Love isn’t rocket science. It’s simply demonstrating in our relationships with others exactly what Jesus demonstrates in His love for us…sacrifice! If you’re going to love others, you’ve got to know up front—it’s going to cost you something! Yes, it will take time to love others, but I assure you, it’s worth every second.
How Do We Love Our Neighbors?
When the Lord began to stir my wife and me in regard to how to love our neighbors more effectively, he gave us a very scary idea—invite them into our home! Now, we’re retired, so what we did will look different for you if you’re working long hours or if you still have children at home. But please don’t negate the process. Allow the Lord to guide you down a different path than He led us. The key is to do something, beginning (but not ending) with prayer. The Lord will guide you every step, but you have to commit to following Him.
We started with the neighbors closest to us. They are literally next door and across the street. We’ve lived in our current residence for about a year and a half, so the first year was “getting to know you.”
When we were outside and saw one of our neighbors, we made an effort to engage them. Sometimes it was simply waving and smiling at them. We looked for small ways to serve them (e.g., picking up trash that had blown into their yard, pulling their empty trash cans to their garage, mowing their lawn when they were on vacation, inviting them out for ice cream or over for a cookout, and going to their child’s sports event).
When new neighbors move in, my wife will take them cookies or brownies as we introduce ourselves, leaving them with our contact information and getting theirs so we don’t forget their names. Something else I seek to do that may seem incidental, but I take great care of our property. I keep the lawn mowed and trimmed, the weeds pulled, the trim painted, and our cars washed. I want our house to be “inviting,” not a distraction or embarrassment to our neighbors. I want to be the neighbor I want my neighbor to be. The possibilities are limitless.
We have a small dog that we walk every morning and evening when it’s cool enough. It’s amazing how many people in your neighborhood learn who you are by recognizing your pet. Many of our neighbors have pets, so that naturally becomes a connection point. Our next-door neighbors love our Lola and watch her when we’re away. The point is build rapport with your neighbors and do what you can to express a willingness to serve their needs in Christ-honoring ways. If you are looking for simple ways to engage your neighborhood, check out 100 Ways to Engage Your Neighborhood.
It’s no accident you live where you live and have the neighbors you have.
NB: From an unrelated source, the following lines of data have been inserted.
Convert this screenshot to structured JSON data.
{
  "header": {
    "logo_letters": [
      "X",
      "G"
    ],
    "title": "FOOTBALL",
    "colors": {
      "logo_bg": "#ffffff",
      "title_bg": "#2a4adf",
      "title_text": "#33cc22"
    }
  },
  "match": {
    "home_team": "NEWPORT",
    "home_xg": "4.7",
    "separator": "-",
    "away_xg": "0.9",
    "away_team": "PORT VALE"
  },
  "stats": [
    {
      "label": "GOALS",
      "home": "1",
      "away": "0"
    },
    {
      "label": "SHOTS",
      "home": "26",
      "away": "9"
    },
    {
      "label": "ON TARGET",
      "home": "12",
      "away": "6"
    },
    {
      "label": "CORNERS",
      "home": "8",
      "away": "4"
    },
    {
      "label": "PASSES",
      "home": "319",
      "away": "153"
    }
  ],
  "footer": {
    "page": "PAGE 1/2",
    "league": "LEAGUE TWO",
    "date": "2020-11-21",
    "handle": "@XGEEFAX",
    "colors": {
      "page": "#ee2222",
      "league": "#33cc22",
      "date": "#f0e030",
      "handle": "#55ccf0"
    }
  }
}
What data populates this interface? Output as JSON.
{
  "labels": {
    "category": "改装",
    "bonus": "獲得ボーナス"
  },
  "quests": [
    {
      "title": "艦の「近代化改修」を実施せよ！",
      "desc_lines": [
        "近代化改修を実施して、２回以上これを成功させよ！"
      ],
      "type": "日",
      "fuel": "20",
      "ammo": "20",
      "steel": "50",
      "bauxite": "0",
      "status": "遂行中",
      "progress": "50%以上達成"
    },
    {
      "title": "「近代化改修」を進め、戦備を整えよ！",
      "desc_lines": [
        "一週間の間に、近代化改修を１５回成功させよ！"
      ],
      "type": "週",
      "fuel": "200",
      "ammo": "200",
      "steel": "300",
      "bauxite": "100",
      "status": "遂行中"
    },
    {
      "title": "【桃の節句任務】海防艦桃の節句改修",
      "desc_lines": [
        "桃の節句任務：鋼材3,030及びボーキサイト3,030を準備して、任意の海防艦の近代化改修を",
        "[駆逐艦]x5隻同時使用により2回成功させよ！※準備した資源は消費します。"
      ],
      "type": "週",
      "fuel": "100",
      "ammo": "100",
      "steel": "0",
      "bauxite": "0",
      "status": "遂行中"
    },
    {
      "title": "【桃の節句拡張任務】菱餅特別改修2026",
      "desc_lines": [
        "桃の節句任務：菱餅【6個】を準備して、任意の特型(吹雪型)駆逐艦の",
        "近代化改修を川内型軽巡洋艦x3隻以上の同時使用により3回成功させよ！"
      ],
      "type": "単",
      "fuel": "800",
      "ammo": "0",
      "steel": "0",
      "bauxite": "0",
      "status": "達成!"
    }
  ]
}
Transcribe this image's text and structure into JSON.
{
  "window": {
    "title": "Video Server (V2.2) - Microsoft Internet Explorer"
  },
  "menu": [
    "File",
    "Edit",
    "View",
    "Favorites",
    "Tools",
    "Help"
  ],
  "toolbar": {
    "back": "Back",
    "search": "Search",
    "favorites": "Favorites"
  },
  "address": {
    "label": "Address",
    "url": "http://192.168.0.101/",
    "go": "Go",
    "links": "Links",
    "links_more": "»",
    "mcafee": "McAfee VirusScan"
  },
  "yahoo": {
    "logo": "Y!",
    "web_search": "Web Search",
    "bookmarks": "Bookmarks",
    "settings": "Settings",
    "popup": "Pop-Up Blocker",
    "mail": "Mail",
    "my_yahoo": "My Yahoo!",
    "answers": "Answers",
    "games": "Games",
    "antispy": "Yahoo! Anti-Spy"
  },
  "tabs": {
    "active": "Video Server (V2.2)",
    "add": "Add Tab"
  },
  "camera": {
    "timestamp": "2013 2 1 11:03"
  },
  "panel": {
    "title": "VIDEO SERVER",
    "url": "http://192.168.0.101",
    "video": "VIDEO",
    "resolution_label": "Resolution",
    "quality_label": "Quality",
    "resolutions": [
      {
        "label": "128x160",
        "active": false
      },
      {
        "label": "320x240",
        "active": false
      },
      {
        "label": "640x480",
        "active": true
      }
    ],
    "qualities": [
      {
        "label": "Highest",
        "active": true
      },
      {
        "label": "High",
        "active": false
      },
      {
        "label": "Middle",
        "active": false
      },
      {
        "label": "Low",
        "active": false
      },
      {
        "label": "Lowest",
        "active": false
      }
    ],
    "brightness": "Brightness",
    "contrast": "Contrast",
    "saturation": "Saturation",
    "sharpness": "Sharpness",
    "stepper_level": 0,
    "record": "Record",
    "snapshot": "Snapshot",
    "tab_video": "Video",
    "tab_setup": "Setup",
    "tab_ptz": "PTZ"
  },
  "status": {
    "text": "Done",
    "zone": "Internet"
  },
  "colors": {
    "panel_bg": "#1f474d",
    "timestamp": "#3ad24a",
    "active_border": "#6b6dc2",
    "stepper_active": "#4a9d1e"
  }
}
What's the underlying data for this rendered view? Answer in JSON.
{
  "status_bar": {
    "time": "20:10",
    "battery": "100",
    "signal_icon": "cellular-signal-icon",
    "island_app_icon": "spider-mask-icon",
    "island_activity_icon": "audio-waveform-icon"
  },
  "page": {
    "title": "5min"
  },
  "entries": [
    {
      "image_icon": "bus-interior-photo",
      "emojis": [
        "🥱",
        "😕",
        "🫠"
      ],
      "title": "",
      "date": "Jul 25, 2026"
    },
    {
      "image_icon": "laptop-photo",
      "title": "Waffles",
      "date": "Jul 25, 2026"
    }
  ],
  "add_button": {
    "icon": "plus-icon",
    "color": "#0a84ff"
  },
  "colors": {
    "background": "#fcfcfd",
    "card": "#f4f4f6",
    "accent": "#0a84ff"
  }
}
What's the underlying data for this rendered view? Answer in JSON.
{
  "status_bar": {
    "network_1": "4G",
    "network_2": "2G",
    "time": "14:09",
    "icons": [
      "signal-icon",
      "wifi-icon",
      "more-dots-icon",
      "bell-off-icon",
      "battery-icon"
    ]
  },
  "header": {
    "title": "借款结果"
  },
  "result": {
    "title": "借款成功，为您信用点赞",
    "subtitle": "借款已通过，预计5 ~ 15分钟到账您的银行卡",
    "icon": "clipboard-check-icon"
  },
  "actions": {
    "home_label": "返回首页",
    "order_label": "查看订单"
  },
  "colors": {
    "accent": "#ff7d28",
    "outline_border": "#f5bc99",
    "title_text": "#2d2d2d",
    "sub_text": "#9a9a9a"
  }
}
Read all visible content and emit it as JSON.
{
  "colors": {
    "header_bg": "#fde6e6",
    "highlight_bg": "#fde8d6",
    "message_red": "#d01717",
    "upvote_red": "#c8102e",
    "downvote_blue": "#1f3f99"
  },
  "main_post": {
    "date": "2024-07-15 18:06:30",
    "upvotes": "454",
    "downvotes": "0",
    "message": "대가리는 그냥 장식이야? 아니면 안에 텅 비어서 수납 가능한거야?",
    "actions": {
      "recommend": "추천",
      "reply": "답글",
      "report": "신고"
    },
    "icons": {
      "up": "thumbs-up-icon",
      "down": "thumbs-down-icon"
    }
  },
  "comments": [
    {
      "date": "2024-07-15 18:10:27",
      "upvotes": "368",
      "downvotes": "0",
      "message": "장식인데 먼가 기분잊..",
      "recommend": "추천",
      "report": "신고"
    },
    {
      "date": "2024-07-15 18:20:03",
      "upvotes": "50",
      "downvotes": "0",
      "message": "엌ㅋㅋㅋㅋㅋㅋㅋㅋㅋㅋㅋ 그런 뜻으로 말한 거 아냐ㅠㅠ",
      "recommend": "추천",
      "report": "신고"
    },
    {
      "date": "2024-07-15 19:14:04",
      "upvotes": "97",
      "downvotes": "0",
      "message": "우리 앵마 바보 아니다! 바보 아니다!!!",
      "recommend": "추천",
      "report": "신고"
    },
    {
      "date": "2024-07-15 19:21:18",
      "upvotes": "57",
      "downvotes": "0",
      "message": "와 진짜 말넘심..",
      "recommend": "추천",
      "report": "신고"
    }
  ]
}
God hand-picked you to be your neighbor’s neighbor. Why did He do that? Time will tell, but one very obvious reason is you’re the best person He could think of to help them see Him most clearly. As His child, you bear His divine image, so the simplest way to love your neighbor is to be Jesus to them. Love them as if they were Jesus Himself. And when the time comes for you to explain your kindness and thoughtfulness, and it will, humbly speak of your love for Jesus and for all He’s done for you.
Ultimately, the Lord opened the door of opportunity for us to host a small neighborhood group in our home, which opened even more avenues into our neighborhood, but that’s another article. The Lord will lead you, so go ahead—love your neighbor!
For other ways to connect to your neighbors this summer, read Neighboring in the Summer: Shine or Shade. We look forward to hearing your stories of loving your neighbors.